India has a huge potential to lead the world in metaverse technologies towards Vasudhaiva Kutumbakam
The Indian IT sector, startup culture, and government goal of a $5 trillion digitally driven economy will draw a large and growing youthful population to the Metaverse economy
– By M Manivannan
India will become the global “Metaverse Corridor” thanks to efforts of eXperiential Technology Innovation Center (XTIC) of IIT Madras. To build the ecosystem for the Metaverse by 2047, XTIC is establishing the Metaverse corridor, coining a term similar to India known as the “IT corridor” of the world. XTIC emphasizes the metaverse’s basic principles such as Perceptual Engineering to students in order to make this utopian future a reality. It is emphasizing the fundamental science of the Metaverse to India’s youngsters so as not to repeat the error of turning Indian youths into Cheap Laborers for the world, as was the case with the “IT Corridor” initiative. CAVE (Consortium for Augmented and Virtual Environment Engineering) is an Industrial consortium of XR(AR/VR/MR) led by XTIC that has more than 270 members, primarily entrepreneurs, professional consultants, and corporations from India.
India enjoys its well-earned demographic dividend. Half the population is under the age of 30, they are digitally-connected and fully prepared for the metaverse. India has the most STEM graduates in the world and is well-suited to contribute to high quality digital manpower requirements. The Indian IT sector, startup culture, and government goal of a $5 trillion digitally driven economy will draw a large and growing youthful population to the Metaverse economy.
The new startup culture along with digital transactions like USSD, UPI, and AEPS will propel India’s Metaverse economy. The Metaverse can enhance gaming, education, e-commerce, and virtual real estate, creating new business prospects and revenue streams. India’s IT specialists may discover new metaverse uses for their expertise.
Metaverse challenges include India’s youth’s linguistic plurality. Companies entering India must choose a language to communicate with children from 122 recognised languages and 780 dialects. The Indian market is so large that even “minority” languages are spoken by millions. Metaverse might unite Vasudhaiva Kutumbakam across languages. Meta’s No Language Left Behind (NLLB) effort, which uses open-source models to provide verified, high-quality translations across 200 languages, including 25 Indian languages, will help. Prof. S.Umesh of XTIC’s Speech Lab is developing Cascade Models for numerous Indian languages using Meta’s NLLB model. Its purpose is to allow anyone in Vasudhaiva Kutumbakam to communicate in their mother tongue regardless of linguistic preference.

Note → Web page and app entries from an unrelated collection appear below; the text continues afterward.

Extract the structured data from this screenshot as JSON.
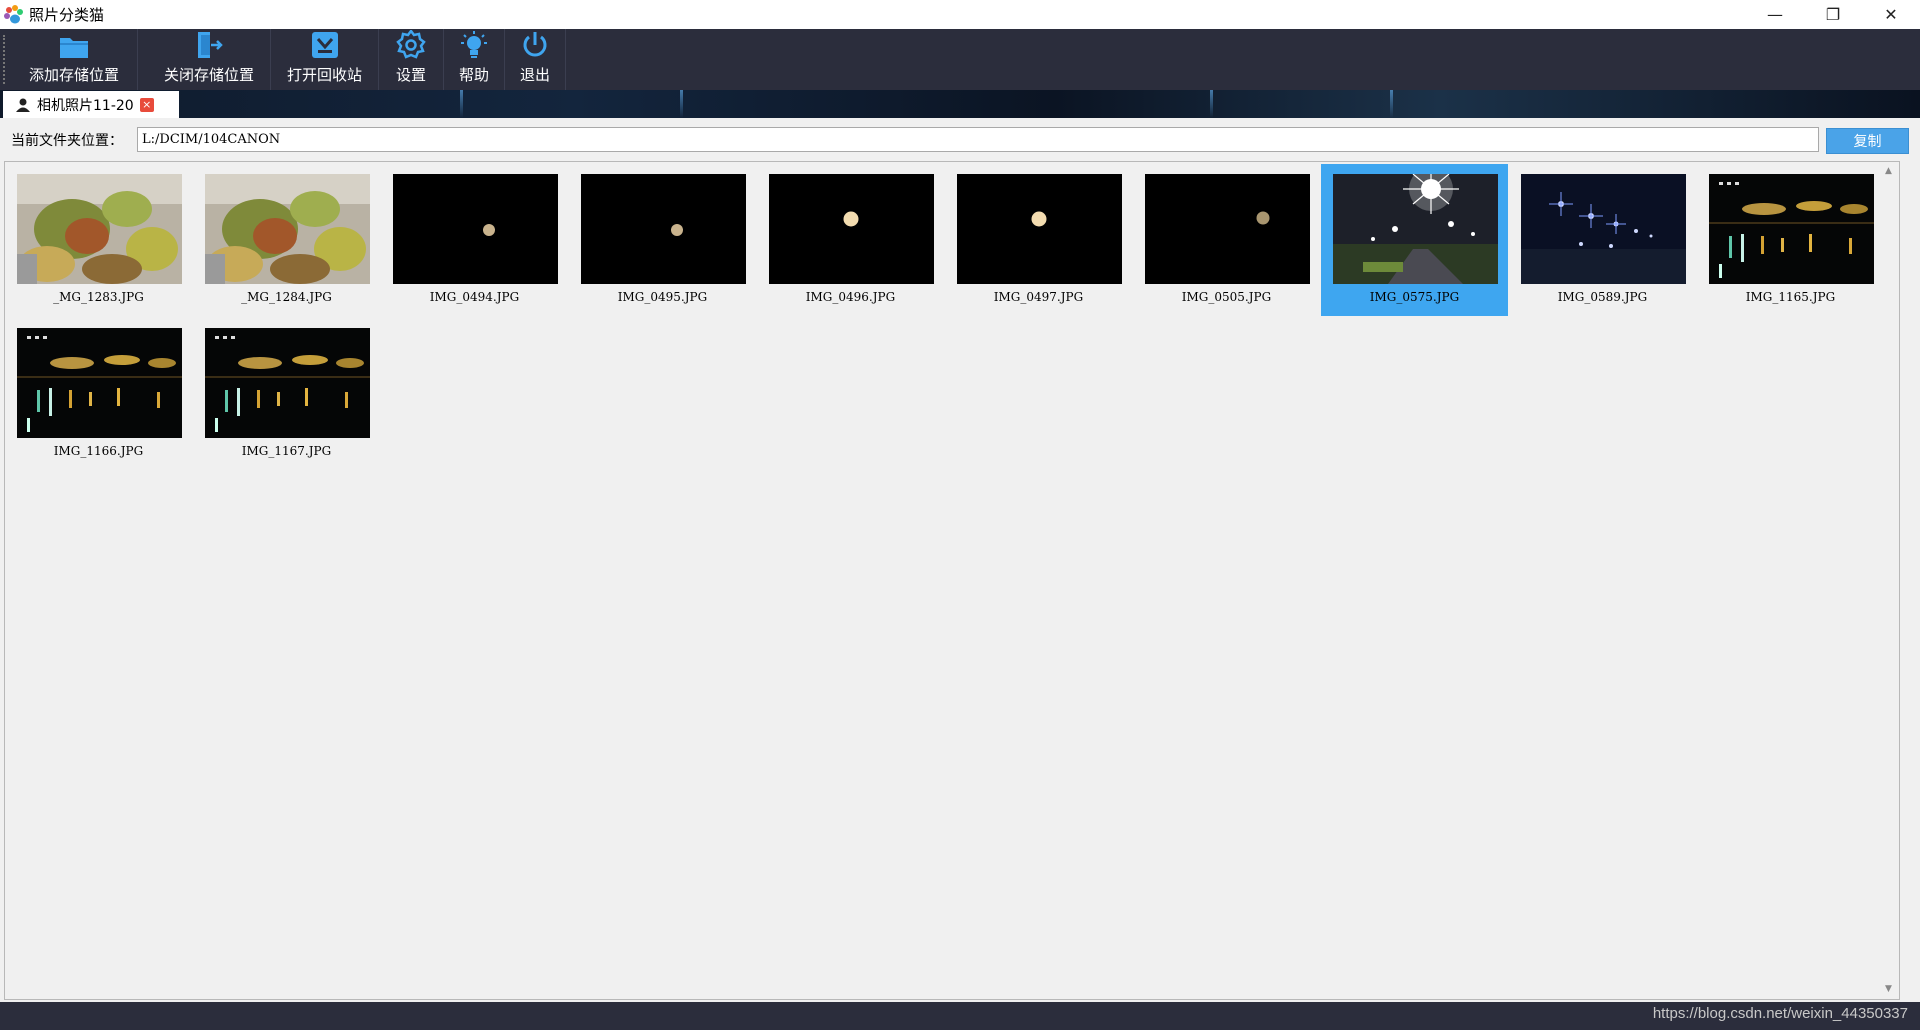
{
  "window": {
    "title": "照片分类猫",
    "minimize_glyph": "—",
    "restore_glyph": "❐",
    "close_glyph": "✕"
  },
  "toolbar": {
    "items": [
      {
        "label": "添加存储位置",
        "icon": "folder-add-icon"
      },
      {
        "label": "关闭存储位置",
        "icon": "door-exit-icon"
      },
      {
        "label": "打开回收站",
        "icon": "recycle-bin-icon"
      },
      {
        "label": "设置",
        "icon": "gear-icon"
      },
      {
        "label": "帮助",
        "icon": "lightbulb-icon"
      },
      {
        "label": "退出",
        "icon": "power-icon"
      }
    ],
    "icon_color": "#3fa5ef",
    "background": "#2b2d3c"
  },
  "tab": {
    "label": "相机照片11-20",
    "close_glyph": "×"
  },
  "path_bar": {
    "label": "当前文件夹位置：",
    "value": "L:/DCIM/104CANON",
    "copy_button": "复制"
  },
  "thumbnails": [
    {
      "name": "_MG_1283.JPG",
      "kind": "plant",
      "selected": false
    },
    {
      "name": "_MG_1284.JPG",
      "kind": "plant",
      "selected": false
    },
    {
      "name": "IMG_0494.JPG",
      "kind": "moon-small",
      "selected": false
    },
    {
      "name": "IMG_0495.JPG",
      "kind": "moon-small",
      "selected": false
    },
    {
      "name": "IMG_0496.JPG",
      "kind": "moon-bright",
      "selected": false
    },
    {
      "name": "IMG_0497.JPG",
      "kind": "moon-bright",
      "selected": false
    },
    {
      "name": "IMG_0505.JPG",
      "kind": "moon-dim",
      "selected": false
    },
    {
      "name": "IMG_0575.JPG",
      "kind": "street-light",
      "selected": true
    },
    {
      "name": "IMG_0589.JPG",
      "kind": "star-lights",
      "selected": false
    },
    {
      "name": "IMG_1165.JPG",
      "kind": "night-lake",
      "selected": false
    },
    {
      "name": "IMG_1166.JPG",
      "kind": "night-lake",
      "selected": false
    },
    {
      "name": "IMG_1167.JPG",
      "kind": "night-lake",
      "selected": false
    }
  ],
  "selection_color": "#3ea6f0",
  "footer": {
    "watermark": "https://blog.csdn.net/weixin_44350337"
  }
}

Without language barriers, Metaverse has enormous potential to democratize education in India given that it is geographically unrestricted and can therefore make quality education readily accessible. While the Internet has revolutionized education by providing unprecedented access to information and resources in 2D screens, Metaverse, which is a 3D extension of the Internet, could offer a sense of presence and shared space for educators to engage and interact with their students. The emphasis on skills in education by the National Education Policy (NEP), especially employable skills, can be easily realized in Metaverse.. Dr. V.Vijayalakshmi of XTIC, with Meta’s support, is examining a variety of techniques to enhance learning in Metaverse through an increased level of student engagement in offline, online, hybrid learning environments and enabling personalization of learning (a focal point in NEP).
Although the Metaverse has immense potential in India, it also comes with its own set of challenges to overcome. First, in terms of Internet connectivity as the Metaverse requires high-speed internet, and many regions in India still struggle with poor connectivity. Second, affordability as the Metaverse requires high-end devices to run smoothly, and limited devices are presently available in India, and still expensive to most of its population in rural India. Third, regulation as the Indian government is yet to come up with specific regulations for the Metaverse, and it is paramount to ensure that the Metaverse does not promote any negative influence or have a negative impact on society. XTIC plans to take the lead in developing open source software on the Bharat OS (BharOS) platform for the metaverse built for the indigenously developed hardware with Shakthi processor being pioneered at IIT Madras.
India is in a good position to lead the world in Metaverse as it is known for its spiritual tradition in the world in which Virtual Reality or Maya is well understood. Unfortunately, the science of Maya or Perception is overlaid with several semi-religious layers. The younger generation has the responsibility of peeling away these layers, bringing in a rigorous scientific approach to unravel the science of Perception and use it to create novel Metaverse technologies.
Eventually, India will drive the Metaverse, in terms of technology, economy, social, and scientific innovation. India’s understanding of human perception – and the host of new fields such as Perceptual Engineering and Perceptual Algebra will steer the Metaverse in the future, however India has to get ready with a scientific mindset. Vasudhaiva Kutumbakam is possible only by India, integrating the world, not by religion, race, borders, but by the science of Maya.
India has more to offer to Metaverse than anyone can imagine!
(M Manivannan is a professor at IIT Madras.)